  1. Hanna JN (2004) Impact of Haemophilus influenzae type b (Hib) vaccination on Hib meningitis in children in Far North Queensland, 1989 to 2003. Communicable Diseases Intelligence; 28(2): 255-257
  2. Horby P, Gilmour R, Wang H, McIntyre P (2003) Progress towards eliminating Hib in Australia: an evaluation of Haemophilus influenzae type b prevention in Australia, 1 July 1993 to 30 June 2000. Communicable Diseases Intelligence; 27(3): 324-341
  3. McIntyre P (1992) Invasive Haemophilus influenzae type b disease in Australia: the beginning of the end?. Medical Journal of Australia; 156: 516-518
  4. World Health Organization (2006) WHO position paper on Haemophilus influenzae type b conjugate vaccines. Weekly Epidemiological Record; 81(47): 445-452
  5. The Australian immunisation handbook (2008) National Health and Medical Research Council
  6. Heath PT, Booy R, Azzopardi HJ, Slack MPE, Fogarty J, Moloney AC, Ramsay ME, Moxon ER (2001) Non-type b Haemophilus influenzae disease: clinical and epidemiologic characteristics in the Haemophilus influenzae type b vaccine era. Pediatric Infectious Disease Journal; 20(3): 300-305
  7. Stubbs E, Hare K, Wilson C, Morris P, Leach AJ (2005) Streptococcus pneumoniae and noncapsular haemophilus influenzae nasal carriage and hand contamination in children: a comparison of two populations at risk of otitis media. Pediatric Infectious Disease Journal; 24(5): 423-428
  8. Gilbert GL (1992) New vaccines against Haemophilus influenzae type b. Modern Medicine; 35(6): 70-71
  9. Silfverdal SA, Ekholm L, Bodin L (2007) Breastfeeding enhances the antibody response to Hib and Pneumococcal serotype 6B and 14 after vaccination with conjugate vaccines. Vaccine; 25(8): 1497-1502
  10. Meningitis (2009) Better Health Channel
  11. Moxon ER (1991) International conference on prevention of Hib meningitis in the 1990's. Vaccine; 9(Suppl. June): S4
  12. Gilbert GL (1992) New vaccines for Haemophilus influenzae type b disease. Medical Journal of Australia; 156(Apr 20): 518-520
  13. Haemophilus influenzae type b (Hib) (2008) Better Health Channel
  14. Bower C (1993) HIB vaccination programs: an example of the nexus between epidemiology and equity in health promotion. Health Promotion Journal of Australia; 3(2): 44-45
  15. Wang H, Deeks S, Glasswell A, McIntyre P (2008) Trends in invasive Haemophilus influenzae type b disease in Australia, 1995-2005. Communicable Diseases Intelligence; 32(3): 316-325

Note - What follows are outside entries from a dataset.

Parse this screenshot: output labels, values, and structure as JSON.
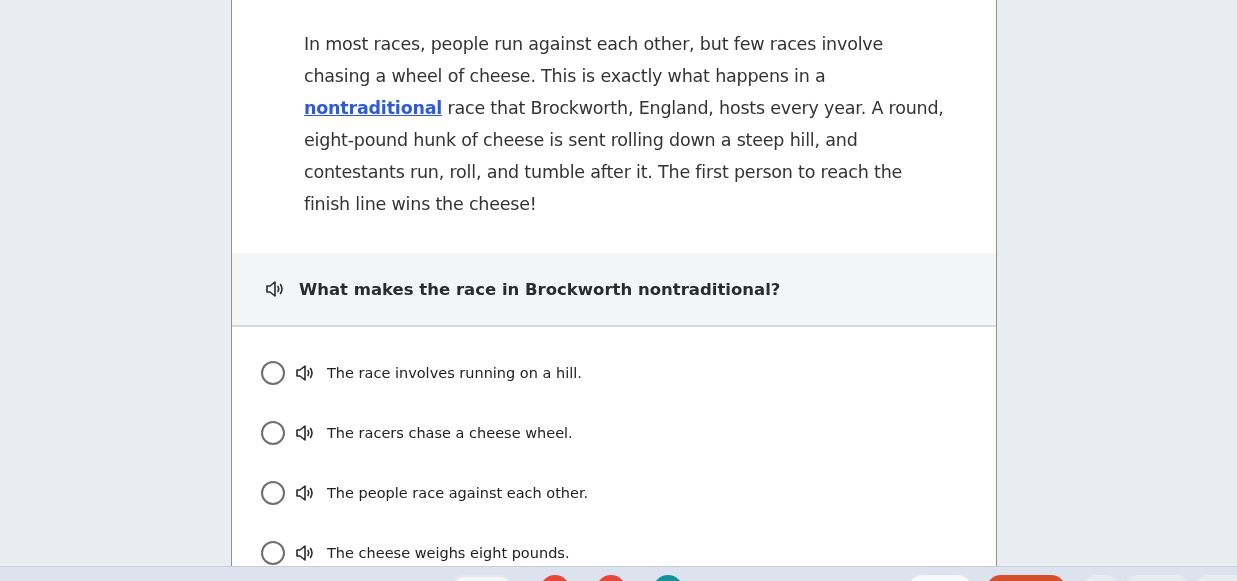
{
  "passage": {
    "before": "In most races, people run against each other, but few races involve chasing a wheel of cheese. This is exactly what happens in a",
    "link": "nontraditional",
    "after": "race that Brockworth, England, hosts every year. A round, eight-pound hunk of cheese is sent rolling down a steep hill, and contestants run, roll, and tumble after it. The first person to reach the finish line wins the cheese!"
  },
  "question": {
    "text": "What makes the race in Brockworth nontraditional?"
  },
  "options": [
    {
      "text": "The race involves running on a hill.",
      "selected": false
    },
    {
      "text": "The racers chase a cheese wheel.",
      "selected": false
    },
    {
      "text": "The people race against each other.",
      "selected": false
    },
    {
      "text": "The cheese weighs eight pounds.",
      "selected": false
    }
  ]
}
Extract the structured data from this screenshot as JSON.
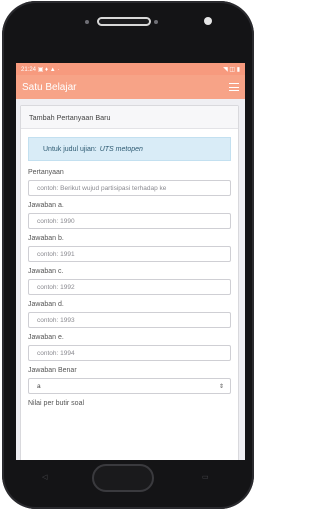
{
  "statusbar": {
    "time": "21:24",
    "left_icons": "▣ ♦ ▲ ·",
    "right_icons": "◥ ◫ ▮"
  },
  "app": {
    "title": "Satu Belajar"
  },
  "form": {
    "header": "Tambah Pertanyaan Baru",
    "info_prefix": "Untuk judul ujian:",
    "info_exam": "UTS metopen",
    "pertanyaan_label": "Pertanyaan",
    "pertanyaan_placeholder": "contoh: Berikut wujud partisipasi terhadap ke",
    "answers": [
      {
        "label": "Jawaban a.",
        "placeholder": "contoh: 1990"
      },
      {
        "label": "Jawaban b.",
        "placeholder": "contoh: 1991"
      },
      {
        "label": "Jawaban c.",
        "placeholder": "contoh: 1992"
      },
      {
        "label": "Jawaban d.",
        "placeholder": "contoh: 1993"
      },
      {
        "label": "Jawaban e.",
        "placeholder": "contoh: 1994"
      }
    ],
    "correct_label": "Jawaban Benar",
    "correct_value": "a",
    "nilai_label": "Nilai per butir soal"
  },
  "colors": {
    "appbar": "#f7a387",
    "statusbar": "#f79a7e",
    "info_bg": "#d9ecf7"
  }
}
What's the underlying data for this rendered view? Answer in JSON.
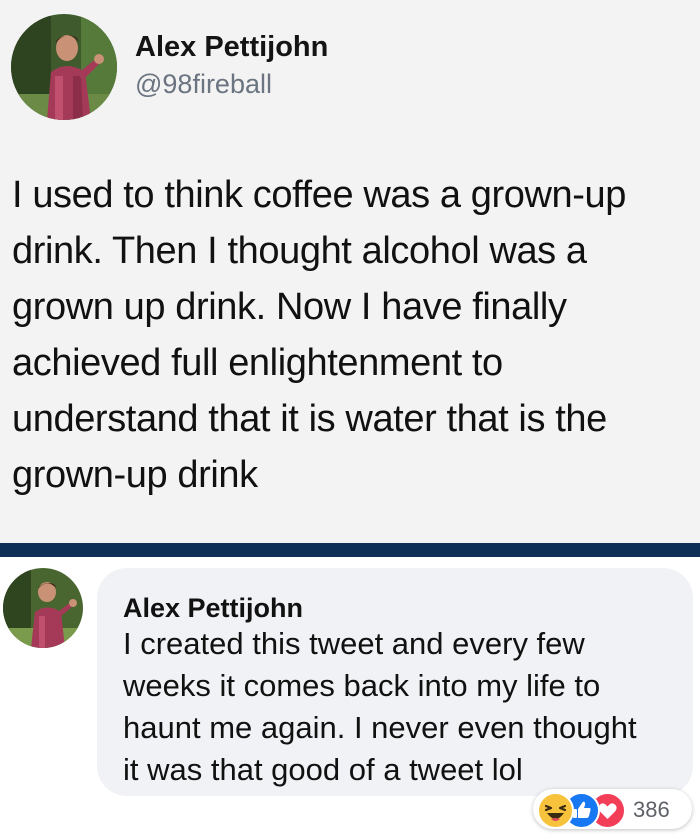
{
  "tweet": {
    "author_name": "Alex Pettijohn",
    "handle": "@98fireball",
    "text_lines": [
      "I used to think coffee was a grown-up",
      "drink. Then I thought alcohol was a",
      "grown up drink. Now I have finally",
      "achieved full enlightenment to",
      "understand that it is water that is the",
      "grown-up drink"
    ]
  },
  "comment": {
    "author_name": "Alex Pettijohn",
    "text_lines": [
      "I created this tweet and every few",
      "weeks it comes back into my life to",
      "haunt me again. I never even thought",
      "it was that good of a tweet lol"
    ],
    "reactions": {
      "icons": [
        "haha-icon",
        "like-icon",
        "love-icon"
      ],
      "count": "386"
    }
  },
  "colors": {
    "tweet_background": "#f3f3f3",
    "handle": "#6b7480",
    "divider": "#0f2f57",
    "comment_bubble": "#f0f2f5",
    "like_blue": "#1877f2",
    "love_red": "#f33e58",
    "haha_yellow": "#f7c33c"
  }
}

© Australian Indigenous HealthInfoNet 2013 
This product, excluding the Australian Indigenous HealthInfoNet logo, artwork, and any material owned by a third party or protected by a trademark, has been released under a Creative Commons BY-NC-ND 3.0 (CC BY-NC-ND 3.0) licence. Excluded material owned by third parties may include, for example, design and layout, images obtained under licence from third parties and signatures.

 

Table of Contents

a
collapseCollapse
expand Expand
    Last updated: 30 July 2009
     
    Return to top
    spacing
    general box

    Contribute

    Share your information » Give us feedback » Sign our guestbook »
    spacing
    spacing